INPUT DATA Block Start

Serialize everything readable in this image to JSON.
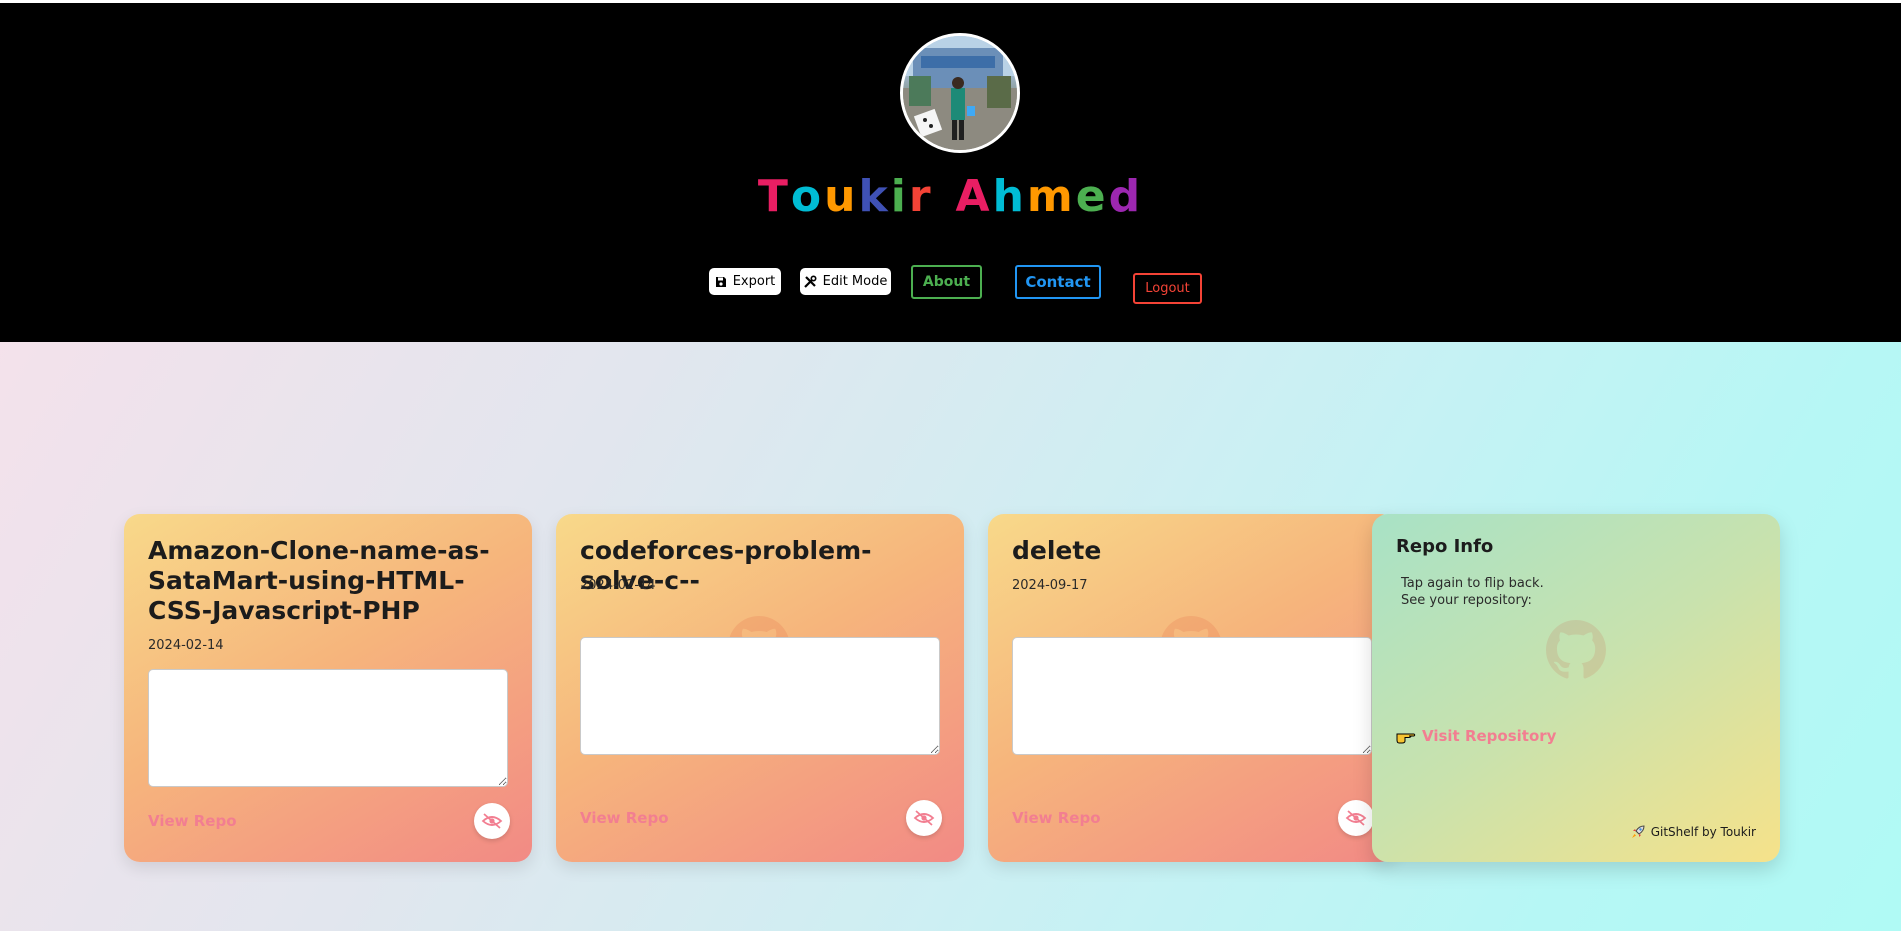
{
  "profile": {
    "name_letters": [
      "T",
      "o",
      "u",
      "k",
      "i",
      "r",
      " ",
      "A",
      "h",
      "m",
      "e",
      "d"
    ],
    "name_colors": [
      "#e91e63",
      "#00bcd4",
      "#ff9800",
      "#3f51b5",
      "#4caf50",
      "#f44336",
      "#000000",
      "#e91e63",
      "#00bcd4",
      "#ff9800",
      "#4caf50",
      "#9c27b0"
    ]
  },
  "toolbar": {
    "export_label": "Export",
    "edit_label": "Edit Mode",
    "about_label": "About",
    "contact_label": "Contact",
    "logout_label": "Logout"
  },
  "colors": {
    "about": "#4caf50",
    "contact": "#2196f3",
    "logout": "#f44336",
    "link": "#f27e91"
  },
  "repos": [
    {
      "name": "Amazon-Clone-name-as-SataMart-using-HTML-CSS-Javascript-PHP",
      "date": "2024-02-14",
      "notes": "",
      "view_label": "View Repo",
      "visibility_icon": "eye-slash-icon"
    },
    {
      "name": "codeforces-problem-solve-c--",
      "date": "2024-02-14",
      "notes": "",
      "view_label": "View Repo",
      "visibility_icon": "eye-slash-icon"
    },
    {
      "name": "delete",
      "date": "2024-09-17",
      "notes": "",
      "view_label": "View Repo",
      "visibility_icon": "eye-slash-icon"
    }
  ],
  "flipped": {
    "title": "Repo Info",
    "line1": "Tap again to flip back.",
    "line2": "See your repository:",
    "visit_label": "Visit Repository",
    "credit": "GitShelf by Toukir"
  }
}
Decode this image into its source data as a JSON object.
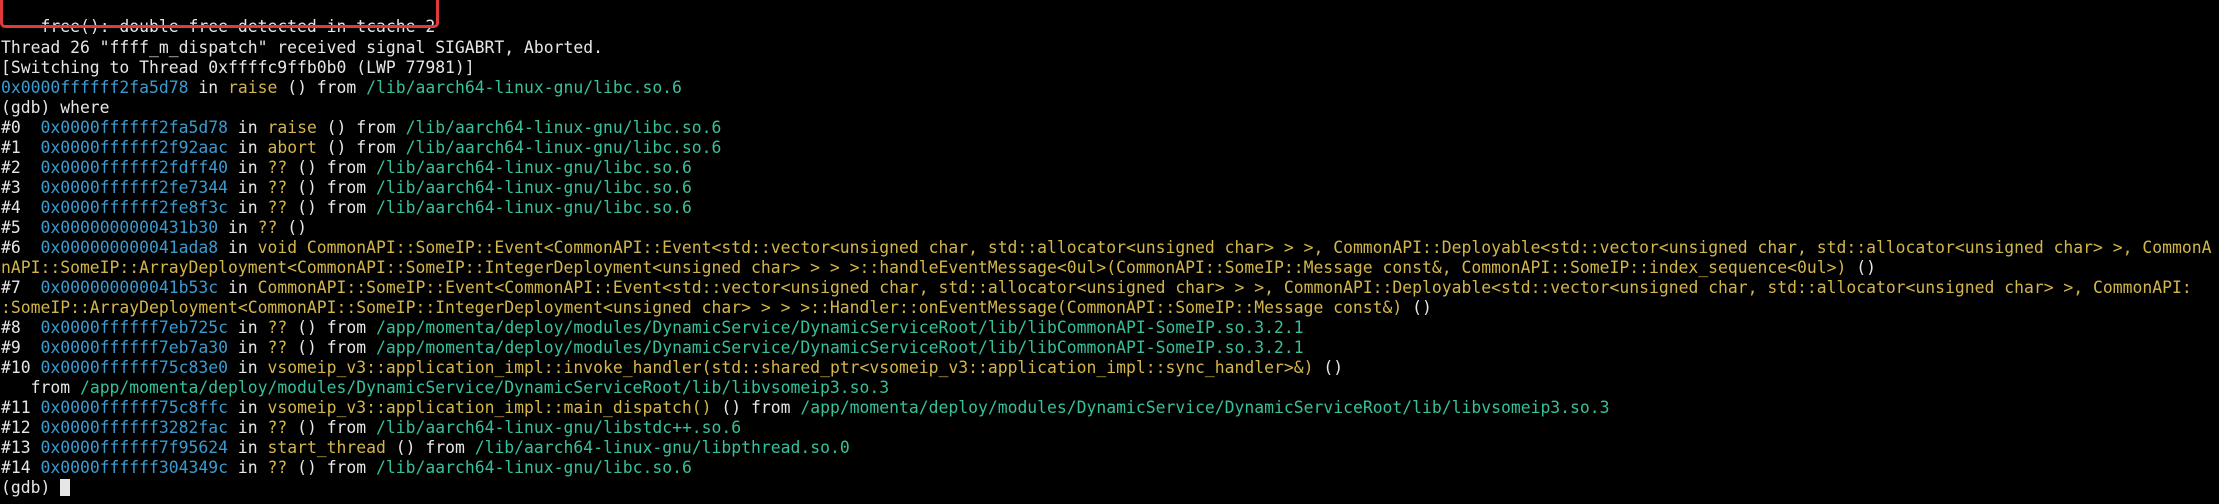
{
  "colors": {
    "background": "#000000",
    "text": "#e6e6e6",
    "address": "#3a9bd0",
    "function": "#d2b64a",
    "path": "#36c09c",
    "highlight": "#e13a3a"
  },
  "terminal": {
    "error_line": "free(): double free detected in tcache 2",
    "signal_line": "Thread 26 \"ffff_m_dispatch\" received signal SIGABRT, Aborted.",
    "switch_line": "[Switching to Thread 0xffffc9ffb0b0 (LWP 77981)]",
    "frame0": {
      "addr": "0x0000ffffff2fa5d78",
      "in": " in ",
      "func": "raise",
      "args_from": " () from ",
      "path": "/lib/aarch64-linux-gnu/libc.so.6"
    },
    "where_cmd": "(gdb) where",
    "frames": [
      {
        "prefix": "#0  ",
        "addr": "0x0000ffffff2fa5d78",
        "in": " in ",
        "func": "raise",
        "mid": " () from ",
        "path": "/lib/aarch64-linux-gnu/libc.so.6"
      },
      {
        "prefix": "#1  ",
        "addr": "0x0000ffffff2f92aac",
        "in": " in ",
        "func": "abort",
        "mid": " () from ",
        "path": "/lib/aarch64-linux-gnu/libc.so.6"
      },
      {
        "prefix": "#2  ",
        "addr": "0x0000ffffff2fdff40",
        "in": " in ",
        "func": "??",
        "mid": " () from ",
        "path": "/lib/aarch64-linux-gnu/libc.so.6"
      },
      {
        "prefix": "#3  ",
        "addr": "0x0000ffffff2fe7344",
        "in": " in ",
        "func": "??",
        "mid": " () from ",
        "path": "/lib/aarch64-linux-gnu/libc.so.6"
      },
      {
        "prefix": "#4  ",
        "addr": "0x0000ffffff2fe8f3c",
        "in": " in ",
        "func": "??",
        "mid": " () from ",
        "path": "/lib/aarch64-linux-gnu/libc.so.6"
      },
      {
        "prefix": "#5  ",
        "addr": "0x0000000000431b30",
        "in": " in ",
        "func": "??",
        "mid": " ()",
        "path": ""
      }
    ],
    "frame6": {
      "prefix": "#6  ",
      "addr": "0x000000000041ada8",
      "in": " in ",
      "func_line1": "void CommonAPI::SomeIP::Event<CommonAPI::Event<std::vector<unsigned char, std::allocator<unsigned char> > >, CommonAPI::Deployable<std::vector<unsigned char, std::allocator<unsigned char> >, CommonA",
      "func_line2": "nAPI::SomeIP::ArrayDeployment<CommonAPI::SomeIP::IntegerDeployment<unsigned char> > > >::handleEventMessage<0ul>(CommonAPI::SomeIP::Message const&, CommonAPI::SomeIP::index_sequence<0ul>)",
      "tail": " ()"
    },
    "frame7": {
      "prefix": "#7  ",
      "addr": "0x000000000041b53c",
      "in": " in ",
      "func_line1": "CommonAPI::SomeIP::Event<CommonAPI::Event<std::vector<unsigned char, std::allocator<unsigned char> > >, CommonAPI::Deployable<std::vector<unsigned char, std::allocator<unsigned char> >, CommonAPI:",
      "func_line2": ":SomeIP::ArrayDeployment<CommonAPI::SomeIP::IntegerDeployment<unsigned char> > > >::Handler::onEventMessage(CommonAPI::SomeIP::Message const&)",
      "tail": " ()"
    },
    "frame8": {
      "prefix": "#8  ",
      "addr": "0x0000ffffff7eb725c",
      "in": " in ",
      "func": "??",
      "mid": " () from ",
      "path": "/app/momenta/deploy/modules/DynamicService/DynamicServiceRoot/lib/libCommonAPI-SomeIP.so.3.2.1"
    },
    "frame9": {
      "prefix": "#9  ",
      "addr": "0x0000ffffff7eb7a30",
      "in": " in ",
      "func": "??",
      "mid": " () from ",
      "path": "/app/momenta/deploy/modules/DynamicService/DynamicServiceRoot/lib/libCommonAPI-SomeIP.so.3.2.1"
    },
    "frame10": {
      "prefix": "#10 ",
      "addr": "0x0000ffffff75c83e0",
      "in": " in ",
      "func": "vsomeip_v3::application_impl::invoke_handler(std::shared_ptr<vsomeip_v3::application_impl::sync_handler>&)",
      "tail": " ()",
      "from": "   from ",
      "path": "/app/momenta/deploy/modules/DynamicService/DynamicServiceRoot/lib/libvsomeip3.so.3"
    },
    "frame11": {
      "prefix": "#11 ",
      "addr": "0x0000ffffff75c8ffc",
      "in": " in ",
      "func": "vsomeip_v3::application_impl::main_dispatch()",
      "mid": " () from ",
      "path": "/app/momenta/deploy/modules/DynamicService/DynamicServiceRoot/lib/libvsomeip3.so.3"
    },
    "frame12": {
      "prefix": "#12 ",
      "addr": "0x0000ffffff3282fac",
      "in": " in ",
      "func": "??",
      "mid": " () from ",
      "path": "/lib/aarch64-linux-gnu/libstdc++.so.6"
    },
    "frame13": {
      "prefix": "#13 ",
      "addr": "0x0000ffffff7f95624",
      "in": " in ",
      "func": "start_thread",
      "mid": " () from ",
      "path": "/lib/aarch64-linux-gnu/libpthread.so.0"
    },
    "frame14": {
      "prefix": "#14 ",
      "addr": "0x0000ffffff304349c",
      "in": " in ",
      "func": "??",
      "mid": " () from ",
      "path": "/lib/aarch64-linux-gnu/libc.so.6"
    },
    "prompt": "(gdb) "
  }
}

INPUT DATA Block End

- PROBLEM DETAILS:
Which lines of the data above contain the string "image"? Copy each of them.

- RESULT:
Serialize everything readable in this image to JSON.
Decode this image into its source data as a JSON object.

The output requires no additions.